# WORK TASK:
Once the pictures are set aside, reproduce the remaining data exactly.

# MATERIAL SHOWN:
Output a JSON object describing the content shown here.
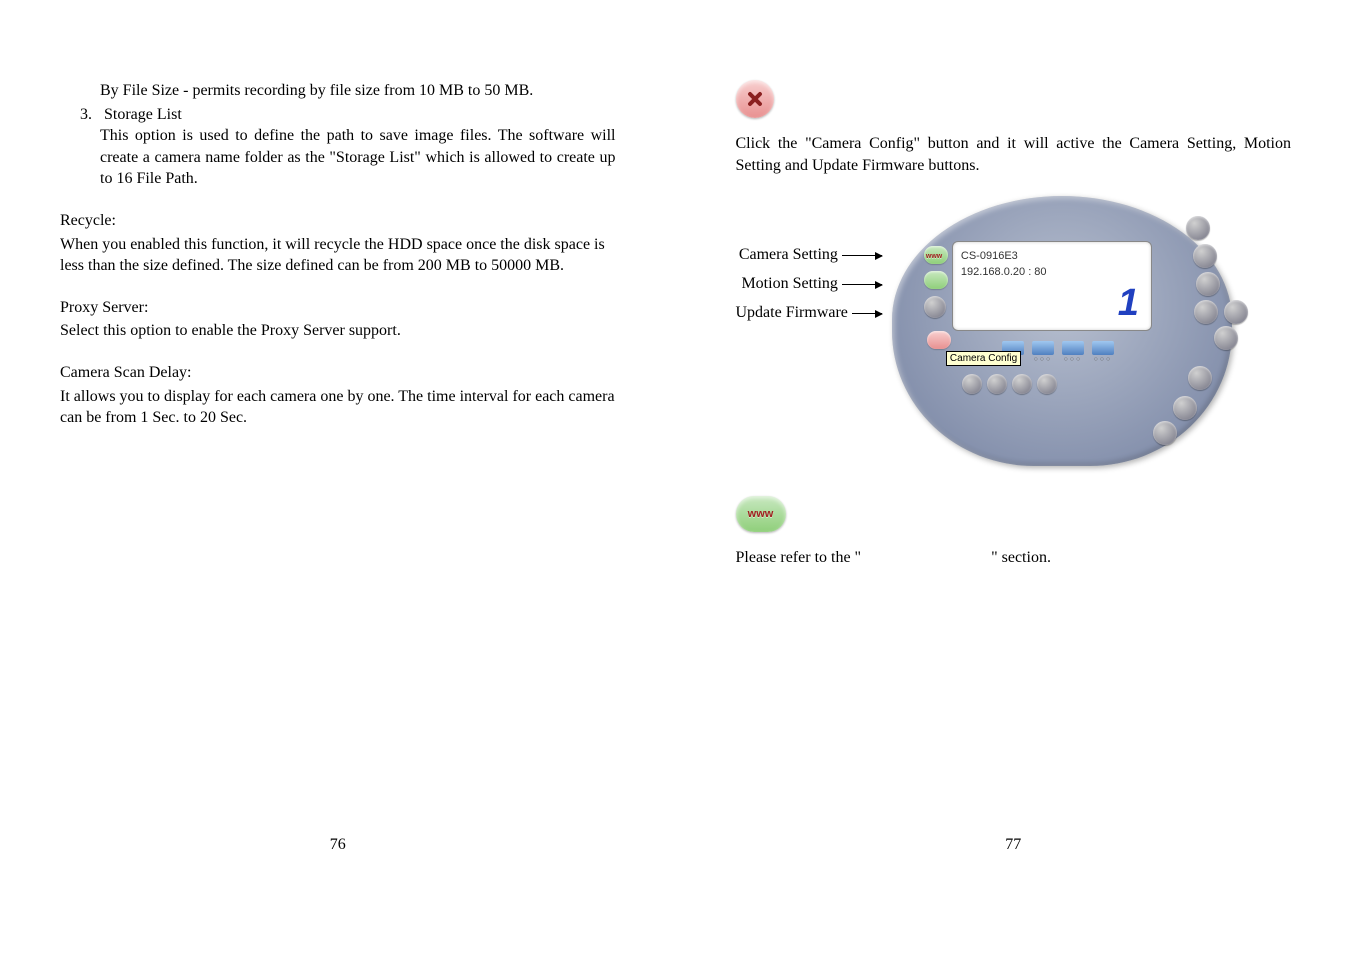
{
  "left_page": {
    "file_size_text": "By File Size - permits recording by file size from 10 MB to 50 MB.",
    "storage_list_num": "3.",
    "storage_list_label": "Storage List",
    "storage_list_body": "This option is used to define the path to save image files. The software will create a camera name folder as the \"Storage List\" which is allowed to create up to 16 File Path.",
    "recycle_title": "Recycle:",
    "recycle_body": "When you enabled this function, it will recycle the HDD space once the disk space is less than the size defined.  The size defined can be from 200 MB to 50000 MB.",
    "proxy_title": "Proxy Server:",
    "proxy_body": "Select this option to enable the Proxy Server support.",
    "scan_title": "Camera Scan Delay:",
    "scan_body": "It allows you to display for each camera one by one.  The time interval for each camera can be from 1 Sec. to 20 Sec.",
    "page_number": "76"
  },
  "right_page": {
    "camera_config_text": "Click the \"Camera Config\" button and it will active the Camera Setting, Motion Setting and Update Firmware buttons.",
    "label_camera_setting": "Camera Setting",
    "label_motion_setting": "Motion Setting",
    "label_update_firmware": "Update Firmware",
    "screen_line1": "CS-0916E3",
    "screen_line2": "192.168.0.20 : 80",
    "big_one": "1",
    "tooltip": "Camera Config",
    "www_label": "www",
    "refer_prefix": "Please refer to the \"",
    "refer_suffix": "\" section.",
    "page_number": "77"
  }
}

# ANSWER SPACE:
Output a JSON object describing the content shown here.
{
  "left_page": {
    "file_size_text": "By File Size - permits recording by file size from 10 MB to 50 MB.",
    "storage_list_num": "3.",
    "storage_list_label": "Storage List",
    "storage_list_body": "This option is used to define the path to save image files. The software will create a camera name folder as the \"Storage List\" which is allowed to create up to 16 File Path.",
    "recycle_title": "Recycle:",
    "recycle_body": "When you enabled this function, it will recycle the HDD space once the disk space is less than the size defined.  The size defined can be from 200 MB to 50000 MB.",
    "proxy_title": "Proxy Server:",
    "proxy_body": "Select this option to enable the Proxy Server support.",
    "scan_title": "Camera Scan Delay:",
    "scan_body": "It allows you to display for each camera one by one.  The time interval for each camera can be from 1 Sec. to 20 Sec.",
    "page_number": "76"
  },
  "right_page": {
    "camera_config_text": "Click the \"Camera Config\" button and it will active the Camera Setting, Motion Setting and Update Firmware buttons.",
    "label_camera_setting": "Camera Setting",
    "label_motion_setting": "Motion Setting",
    "label_update_firmware": "Update Firmware",
    "screen_line1": "CS-0916E3",
    "screen_line2": "192.168.0.20 : 80",
    "big_one": "1",
    "tooltip": "Camera Config",
    "www_label": "www",
    "refer_prefix": "Please refer to the \"",
    "refer_suffix": "\" section.",
    "page_number": "77"
  }
}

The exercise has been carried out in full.